As an employee of the Church I currently have benefits—like anyone else—as part of my compensation.  I have never attempted, but apparently under our current plan I would be unable to obtain funding for contraception, sterilization or abortion, which is cool by me because as a Catholic, I'm not down with that..   (I would add that, as the daughter of an insurance salesman, I know that this makes sense from a liability perspective as well.  Multiple sexual partners place women at greater risk for medical issues arising from contracting STD’s and STI’s, so it would seem that insurance companies would not want to encourage any pharmaceuticals that in turn enable such behavior and cause more expenses.  But I digress).

Under the HHS Mandate, my employer, the Catholic Church, will be required to provide benefits that cover contraception, sterilization and abortion.  As in the money that they provide that goes to give me discounted penicillin and trips to the dentist (things that we are not morally opposed to) could be used to fund abortion, contraception and sterilization—things that we, as Catholics, believe to be ineherently wrong. 

Here’s the kicker—(and what I’m hoping I explain correctly)—when the HHS Mandate kicks in, the Church will be fined if they choose to uphold what we believe to be true and what God demands of us as Catholic Christians and refuses to provide these as  “benefits”.  And, I will be fined if I choose to opt out of these benefits.  It’s a lose-lose.  As Archbishop Dolan, president of the USCCB, has said, “Never before has the federal government forced individuals and organizations to go out into the marketplace and buy a product that violates their conscience. This shouldn't happen in a land where free exercise of religion ranks first in the Bill of Rights”. 

Snaps, Archbishop.

And, at the heart of it all is the same issue that St. Thomas More was challenged with.  That the government would mandate funding of abortion, contraception and sterilization is odious to us as Catholics, but more so is the fact that they would have the audacity to overstep our right to practice our faith.  We are not talking about a cult in a compound arranging under-age marriages.  We’re talking about The Catholic Church and the government mandating that we violate our consciences or be punished. 

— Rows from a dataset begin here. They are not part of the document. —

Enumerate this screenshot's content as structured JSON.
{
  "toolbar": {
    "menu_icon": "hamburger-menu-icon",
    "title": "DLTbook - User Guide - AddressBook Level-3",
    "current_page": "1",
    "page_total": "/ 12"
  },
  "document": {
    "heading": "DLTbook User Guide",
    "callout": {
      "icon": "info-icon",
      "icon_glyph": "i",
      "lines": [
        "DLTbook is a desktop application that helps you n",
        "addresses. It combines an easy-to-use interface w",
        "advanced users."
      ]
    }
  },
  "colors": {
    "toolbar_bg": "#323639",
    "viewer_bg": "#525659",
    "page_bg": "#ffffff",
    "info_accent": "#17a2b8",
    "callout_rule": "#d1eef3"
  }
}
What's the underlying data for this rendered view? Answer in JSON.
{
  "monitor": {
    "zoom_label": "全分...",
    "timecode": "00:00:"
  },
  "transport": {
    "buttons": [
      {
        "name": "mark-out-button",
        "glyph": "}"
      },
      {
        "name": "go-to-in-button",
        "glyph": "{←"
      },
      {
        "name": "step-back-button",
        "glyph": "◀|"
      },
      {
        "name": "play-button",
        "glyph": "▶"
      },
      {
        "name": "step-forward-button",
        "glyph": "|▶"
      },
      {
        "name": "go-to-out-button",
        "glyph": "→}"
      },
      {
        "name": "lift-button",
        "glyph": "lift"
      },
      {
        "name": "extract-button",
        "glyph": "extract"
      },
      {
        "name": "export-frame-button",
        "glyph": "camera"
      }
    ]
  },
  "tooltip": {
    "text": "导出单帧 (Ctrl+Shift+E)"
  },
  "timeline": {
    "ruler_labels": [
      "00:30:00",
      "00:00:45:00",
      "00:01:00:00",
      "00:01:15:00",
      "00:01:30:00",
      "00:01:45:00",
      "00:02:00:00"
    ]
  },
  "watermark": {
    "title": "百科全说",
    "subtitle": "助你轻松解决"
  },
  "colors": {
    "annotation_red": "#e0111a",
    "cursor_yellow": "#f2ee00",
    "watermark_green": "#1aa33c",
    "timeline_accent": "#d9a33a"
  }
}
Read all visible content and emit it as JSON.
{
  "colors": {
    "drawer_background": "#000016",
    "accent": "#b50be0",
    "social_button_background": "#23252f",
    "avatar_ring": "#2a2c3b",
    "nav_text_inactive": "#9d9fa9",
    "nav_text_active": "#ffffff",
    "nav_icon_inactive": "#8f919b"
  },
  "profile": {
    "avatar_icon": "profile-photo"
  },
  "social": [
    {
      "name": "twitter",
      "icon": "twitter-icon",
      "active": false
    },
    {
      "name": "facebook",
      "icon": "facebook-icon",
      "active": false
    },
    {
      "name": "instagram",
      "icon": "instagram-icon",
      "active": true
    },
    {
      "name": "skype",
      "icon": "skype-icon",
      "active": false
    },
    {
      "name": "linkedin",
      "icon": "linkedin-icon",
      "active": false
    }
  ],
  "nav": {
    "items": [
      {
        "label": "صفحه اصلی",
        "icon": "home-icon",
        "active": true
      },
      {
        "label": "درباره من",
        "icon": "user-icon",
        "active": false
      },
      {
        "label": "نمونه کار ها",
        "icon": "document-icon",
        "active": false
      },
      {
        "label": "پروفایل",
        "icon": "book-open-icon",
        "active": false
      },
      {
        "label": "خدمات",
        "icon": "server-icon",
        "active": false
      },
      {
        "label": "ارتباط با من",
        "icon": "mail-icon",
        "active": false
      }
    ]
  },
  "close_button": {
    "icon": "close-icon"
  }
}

This is not a “Catholics and birth control” issue.  This is an issue of the Government over-stepping their place and telling Churches what to do.  This is an issue that should concern every citizen—Catholic, Christian—anyone who believes in natural law, religious liberty and the freedom to form their conscience and practice their faith.

St. Thomas More stood up to King Henry VIII and was beheaded.  I think we can all call our congressmen, sign a petition and stay informed..  Most importantly, this Friday is a day of fasting and prayer for our Bishops.  Do it.  They are acting courageously and need our prayers.


  1. Snaps! I'm going to share your post to friends who have argued that this is a church controlling issue - I really appreciate this!!!

  2. Excellent post, Alison. Here is an enlightening and sadly disturbing link on the subject.

    I don't bring this up to idly bash the bishops. I'm very thankful for them. They are gifted men of God who make great sacrifices for souls and suffer much criticism from all angles. They truly need our prayers and it is clearly gut-check time for them. Another angle to this is that from the beginning, there were a lot of "slips" among prominent supporters that that the long term goal for this bill was to eventually end up with a single provider government system. It couldn't happen right away because the current privatized system is too entrenched - Don't worry...if you like what you have you can keep it! But as private healthcare plans change - which they do on an anual basis - they will be subject to new rules, new costs and as a result they will start falling like dominos. Remeber how the opposition to the "government option" was because the deck could be so stacked in its favor that private programs would eventually be unable to compete? Well, we're getting there and I think this is a step along the way. I hope the Bishops won't take the course of pushing for a single government provider as the solution. That would get them out of the direct moral bind they're in, but it would still contribute to the moral decline of America and our continued erosion of freedom.